Sunlight needs to reach the silicon cells. It means solar panels will not work at night or on cloudy days.
How Many Solar Panels Should You Get for Your House?
Before buying solar panels, think about the amount of energy you use per year. Check your utility bills to discover the kilowatt-hours (kWh) you spend and get the annual average. The average American household uses 10,649 kWh of electricity per year.
Next, learn about the solar panel wattage or power rating. It refers to the panel electrical output under ideal conditions. For our example, the average solar panel can produce 300 watts (W).
Determine the solar panel system production ratio over time (kWh) to the system size (W). Because weather conditions change, the production ratio varies as well. The typical estimates are between 1.3 and 1.6.
The formula is as follows: the number of solar panels is equivalent to the system size/production ratio/panel wattage.
Using the numbers and averages above, you arrive at this formula: Number of panels = 10,649 kWh / 1.3 or 1.6 / 300 W.
The answer is between 27 and 22 solar panels in a solar array. It depends on the production ratio. If you need help with calculations, search Google using the keyword “solar company near me” to help you.
Picking a Solar Panel Type
Solar panel systems have three different types. These include:
The grid-tied system has a direct connection to your home and utility grid. It is the most popular type among homeowners. After all, it lets you switch between power sources.
If the solar panel system produces excess power, it goes back to the utility grid. You either sell the surplus energy back to the utility company. It is also an affordable solar panel system.
Grid-Tied with Battery Backup
The grid-tied system with battery backup is similar to the first type. The difference is the additional battery bank. It is also more expensive because of the batteries.
When the panels produce excess electricity, the power goes to the battery banks. You can use it later when the panels do not make enough power. You can also sell the power back to utility companies.
This solar panel system is the most expensive of the three. It only connects to your home and a battery bank. You can use it to power your home 24 hours a day, as long as you have a great battery.
Cost of a Solar Panel Installation
Solar panels today are more cost-effective than a decade ago.
The typical solar panel cost is between 50-70 cents per watt. If you had a 350W panel at 50 cents per watt, it costs $175. When your home needs 20 solar panels, the cost increases to $3500.
Do not forget about the solar panel installation costs. The rates depend on the solar company. Expect an average installation price of $15,000 to $30,000.
Advantages of Using Solar Panels for Your House
The reason for the solar panel trend is the renewable energy source. Solar energy does not have many harmful by-products. After all, it does not make poisonous gases, polluted water, or noise pollution.

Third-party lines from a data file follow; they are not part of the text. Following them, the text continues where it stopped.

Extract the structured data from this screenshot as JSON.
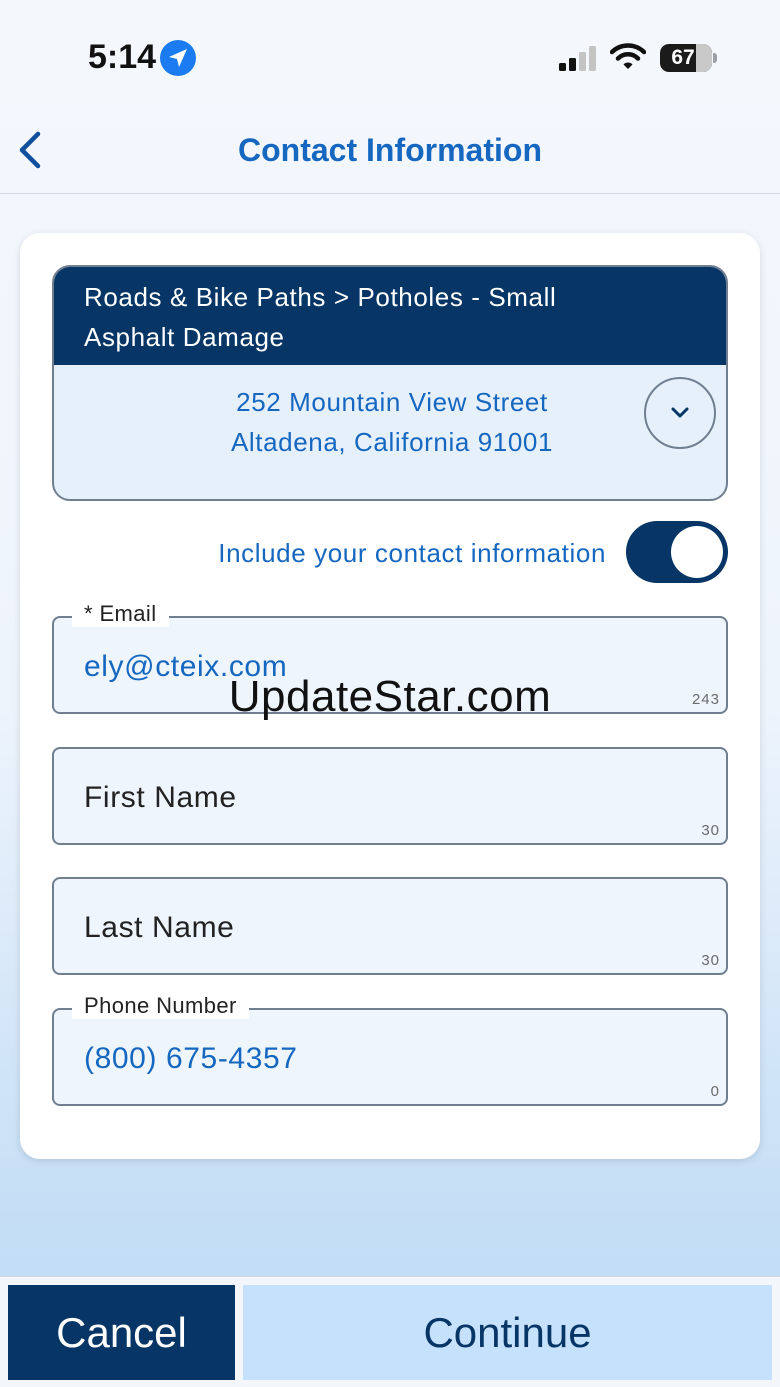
{
  "status_bar": {
    "time": "5:14",
    "battery": "67",
    "icons": [
      "location-arrow-icon",
      "cellular-signal-icon",
      "wifi-icon",
      "battery-icon"
    ]
  },
  "nav": {
    "title": "Contact Information",
    "back_icon": "chevron-left-icon"
  },
  "request": {
    "category_line1": "Roads & Bike Paths > Potholes - Small",
    "category_line2": "Asphalt Damage",
    "address_line1": "252 Mountain View Street",
    "address_line2": "Altadena, California 91001",
    "expand_icon": "chevron-down-icon"
  },
  "contact_toggle": {
    "label": "Include your contact information",
    "on": true
  },
  "fields": {
    "email": {
      "label": "* Email",
      "value": "ely@cteix.com",
      "counter": "243"
    },
    "first_name": {
      "placeholder": "First Name",
      "counter": "30"
    },
    "last_name": {
      "placeholder": "Last Name",
      "counter": "30"
    },
    "phone": {
      "label": "Phone Number",
      "value": "(800) 675-4357",
      "counter": "0"
    }
  },
  "watermark": "UpdateStar.com",
  "actions": {
    "cancel_label": "Cancel",
    "continue_label": "Continue"
  },
  "colors": {
    "primary_dark": "#063566",
    "link_blue": "#1667c0",
    "continue_bg": "#c5e1fb",
    "field_bg": "#eef5fd"
  }
}
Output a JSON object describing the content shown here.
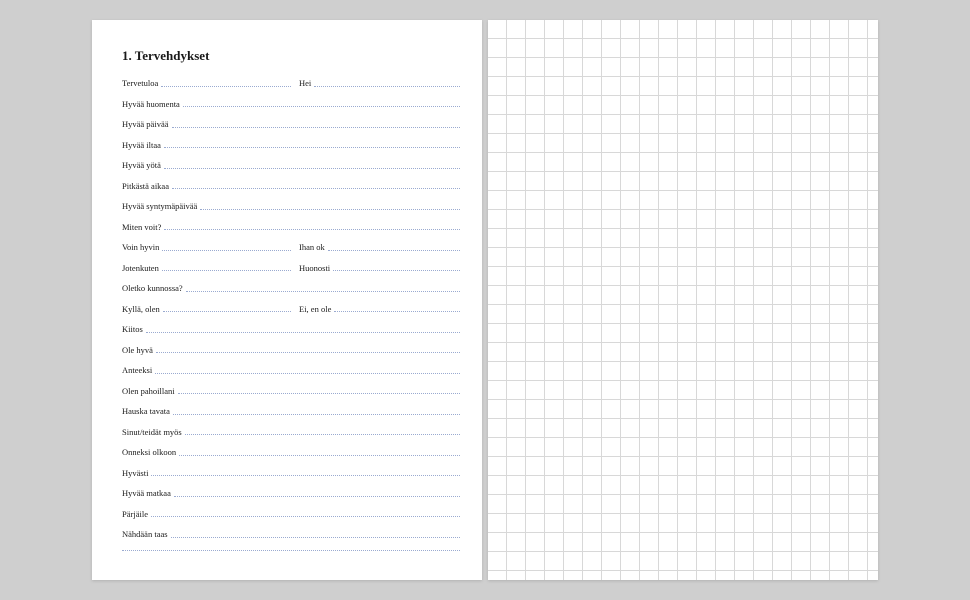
{
  "page_title": "1. Tervehdykset",
  "rows": [
    {
      "type": "pair",
      "left": "Tervetuloa",
      "right": "Hei"
    },
    {
      "type": "single",
      "label": "Hyvää huomenta"
    },
    {
      "type": "single",
      "label": "Hyvää päivää"
    },
    {
      "type": "single",
      "label": "Hyvää iltaa"
    },
    {
      "type": "single",
      "label": "Hyvää yötä"
    },
    {
      "type": "single",
      "label": "Pitkästä aikaa"
    },
    {
      "type": "single",
      "label": "Hyvää syntymäpäivää"
    },
    {
      "type": "single",
      "label": "Miten voit?"
    },
    {
      "type": "pair",
      "left": "Voin hyvin",
      "right": "Ihan ok"
    },
    {
      "type": "pair",
      "left": "Jotenkuten",
      "right": "Huonosti"
    },
    {
      "type": "single",
      "label": "Oletko kunnossa?"
    },
    {
      "type": "pair",
      "left": "Kyllä, olen",
      "right": "Ei, en ole"
    },
    {
      "type": "single",
      "label": "Kiitos"
    },
    {
      "type": "single",
      "label": "Ole hyvä"
    },
    {
      "type": "single",
      "label": "Anteeksi"
    },
    {
      "type": "single",
      "label": "Olen pahoillani"
    },
    {
      "type": "single",
      "label": "Hauska tavata"
    },
    {
      "type": "single",
      "label": "Sinut/teidät myös"
    },
    {
      "type": "single",
      "label": "Onneksi olkoon"
    },
    {
      "type": "single",
      "label": "Hyvästi"
    },
    {
      "type": "single",
      "label": "Hyvää matkaa"
    },
    {
      "type": "single",
      "label": "Pärjäile"
    },
    {
      "type": "single",
      "label": "Nähdään taas"
    },
    {
      "type": "blank"
    }
  ]
}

The energy comes from the sun—an energy resource unlikely to run out within a few billion years. Solar panels offer other benefits beyond environment-friendliness.
Collecting solar energy with solar panels can help reduce your energy bills. Instead of using electricity or gas, you can use solar power for your appliances. As you use less gas or electricity, you also pay fewer utility bills.
You can get the maximum energy per solar panel at the right time. California is the leading state in solar use because it gets a lot of sunlight. On afternoons and evenings, you receive the most solar energy.
Finally, a solar panel roof is low-maintenance. You can clean the solar panels twice a year and change the inverters every decade. Plus, the warranties can last up to 25 years or more.
Start Your Solar Panel Roof Project Today
Now you can answer, “how do solar panels work?” You are also more certain whether getting solar panels for home use is worth your time.
However, learning about the inner workings of a solar panel is only the beginning. Study what to look for in a solar company to get the most out of your investment.
Did this guide help? If so, please consider reading our other posts now.